If the receiving computer is running WinPopup the user will receive
the message and probably a beep. If they are not running WinPopup
the message will be lost, and no error message will occur.

The message is also automatically truncated if the message is over
1600 bytes, as this is the limit of the protocol.

One useful trick is to pipe the message through smbclient. For
example: smbclient M FRED < mymessage.txt will send the message in
the file mymessage.txt to the machine FRED.

You may also find the U and I options useful, as they allow you
to control the FROM and TO parts of the message.

See the message command parameter in the smb.conf(5) for a
description of how to handle incoming WinPopup messages in Samba.

Note: Copy WinPopup into the startup group on your WfWg PCs if you
want them to always be able to receive messages.

p port
This number is the TCP port number that will be used when making
connections to the server. The standard (well known) TCP port
number for an SMB/CIFS server is 139, which is the default.

This parameter provides combined with L easy parseable output that
allows processing with utilities such as grep and cut.

Make queries to the external server using the machine account of
the local server.

h| help
Print a summary of command line options.

I IP address
IP address is the address of the server to connect to. It should be
specified in standard "a.b.c.d" notation.

Normally the client would attempt to locate a named SMB/CIFS server
by looking it up via the NetBIOS name resolution mechanism
described above in the name resolve order parameter above.
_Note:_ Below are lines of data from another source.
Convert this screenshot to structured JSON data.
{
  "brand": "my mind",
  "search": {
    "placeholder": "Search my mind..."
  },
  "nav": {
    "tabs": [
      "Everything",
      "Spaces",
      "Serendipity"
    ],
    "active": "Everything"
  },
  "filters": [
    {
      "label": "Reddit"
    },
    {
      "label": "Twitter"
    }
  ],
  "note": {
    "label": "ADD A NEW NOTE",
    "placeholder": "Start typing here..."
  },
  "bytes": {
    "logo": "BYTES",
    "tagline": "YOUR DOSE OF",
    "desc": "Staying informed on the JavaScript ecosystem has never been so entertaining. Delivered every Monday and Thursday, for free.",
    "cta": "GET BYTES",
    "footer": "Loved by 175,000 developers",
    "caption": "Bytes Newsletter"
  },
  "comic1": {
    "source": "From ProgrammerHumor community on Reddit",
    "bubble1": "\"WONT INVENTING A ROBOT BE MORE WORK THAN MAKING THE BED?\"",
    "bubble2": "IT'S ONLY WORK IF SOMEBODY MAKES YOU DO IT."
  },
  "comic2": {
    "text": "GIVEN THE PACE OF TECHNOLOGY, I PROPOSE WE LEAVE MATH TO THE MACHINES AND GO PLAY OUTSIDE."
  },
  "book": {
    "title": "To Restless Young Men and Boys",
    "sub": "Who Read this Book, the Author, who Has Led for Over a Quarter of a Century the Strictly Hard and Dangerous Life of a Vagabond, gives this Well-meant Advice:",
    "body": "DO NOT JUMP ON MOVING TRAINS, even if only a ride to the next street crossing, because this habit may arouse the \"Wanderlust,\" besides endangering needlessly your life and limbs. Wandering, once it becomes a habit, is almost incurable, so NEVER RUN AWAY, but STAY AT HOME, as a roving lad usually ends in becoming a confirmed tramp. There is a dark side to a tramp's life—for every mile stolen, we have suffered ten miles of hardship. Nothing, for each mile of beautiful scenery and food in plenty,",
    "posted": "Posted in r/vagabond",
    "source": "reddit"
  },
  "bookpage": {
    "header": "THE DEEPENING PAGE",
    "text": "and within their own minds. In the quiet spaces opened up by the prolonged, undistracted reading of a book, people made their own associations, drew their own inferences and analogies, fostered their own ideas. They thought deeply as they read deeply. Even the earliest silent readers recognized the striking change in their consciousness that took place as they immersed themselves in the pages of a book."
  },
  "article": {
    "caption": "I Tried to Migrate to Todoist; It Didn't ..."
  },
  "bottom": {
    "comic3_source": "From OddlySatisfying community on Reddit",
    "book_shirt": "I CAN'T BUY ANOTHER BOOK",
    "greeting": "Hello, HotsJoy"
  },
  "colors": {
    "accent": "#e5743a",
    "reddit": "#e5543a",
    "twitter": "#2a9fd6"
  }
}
Using
this parameter will force the client to assume that the server is
on the machine with the specified IP address and the NetBIOS name
component of the resource being connected to will be ignored.

There is no default for this parameter. If not supplied, it will be
determined automatically by the client as described above.

This parameter causes the client to write messages to the standard
error stream (stderr) rather than to the standard output stream.

By default, the client writes messages to standard output
typically the user's tty.

This option allows you to look at what services are available on a
server. You use it as smbclient L host and a list should appear.
The I option may be useful if your NetBIOS names don't match your
TCP/IP DNS host names or if you are trying to reach a host on
another network.

t terminal code
This option tells smbclient how to interpret filenames coming from
the remote server. Usually Asian language multibyte UNIX
implementations use different character sets than SMB/CIFS servers
(EUC instead of
SJIS for example). Setting this parameter will let smbclient
convert between the UNIX filenames and the SMB filenames correctly.
This option has not been seriously tested and may have some

The terminal codes include CWsjis, CWeuc, CWjis7, CWjis8, CWjunet,
CWhex, CWcap. This is not a complete list, check the Samba source
code for the complete list.

b buffersize
This option changes the transmit/send buffer size when getting or
putting a file from/to the server. The default is 65520 bytes.
Setting this value smaller (to 1200 bytes) has been observed to
speed up file transfers to and from a Win9x server.

This command line parameter requires the remote server support the
UNIX extensions. Request that the connection be encrypted. This is
new for Samba 3.2 and will only work with Samba 3.2 or above
servers. Negotiates SMB encryption using GSSAPI. Uses the given
credentials for the encryption negotiaion (either kerberos or
NTLMv1/v2 if given domain/username/password triple. Fails the
connection if encryption cannot be negotiated.

d| debuglevel=level
level is an integer from 0 to 10. The default value if this
parameter is not specified is 1.

The higher this value, the more detail will be logged to the log
files about the activities of the server. At level 0, only critical
errors and serious warnings will be logged. Level 1 is a reasonable
level for day to day running it generates a small amount of
information about operations carried out.

Levels above 1 will generate considerable amounts of log data, and
should only be used when investigating a problem. Levels above 3
are designed for use only by developers and generate HUGE amounts
of log data, most of which is extremely cryptic.

Note that specifying this parameter here will override the

Related Topics

Apt Get Commands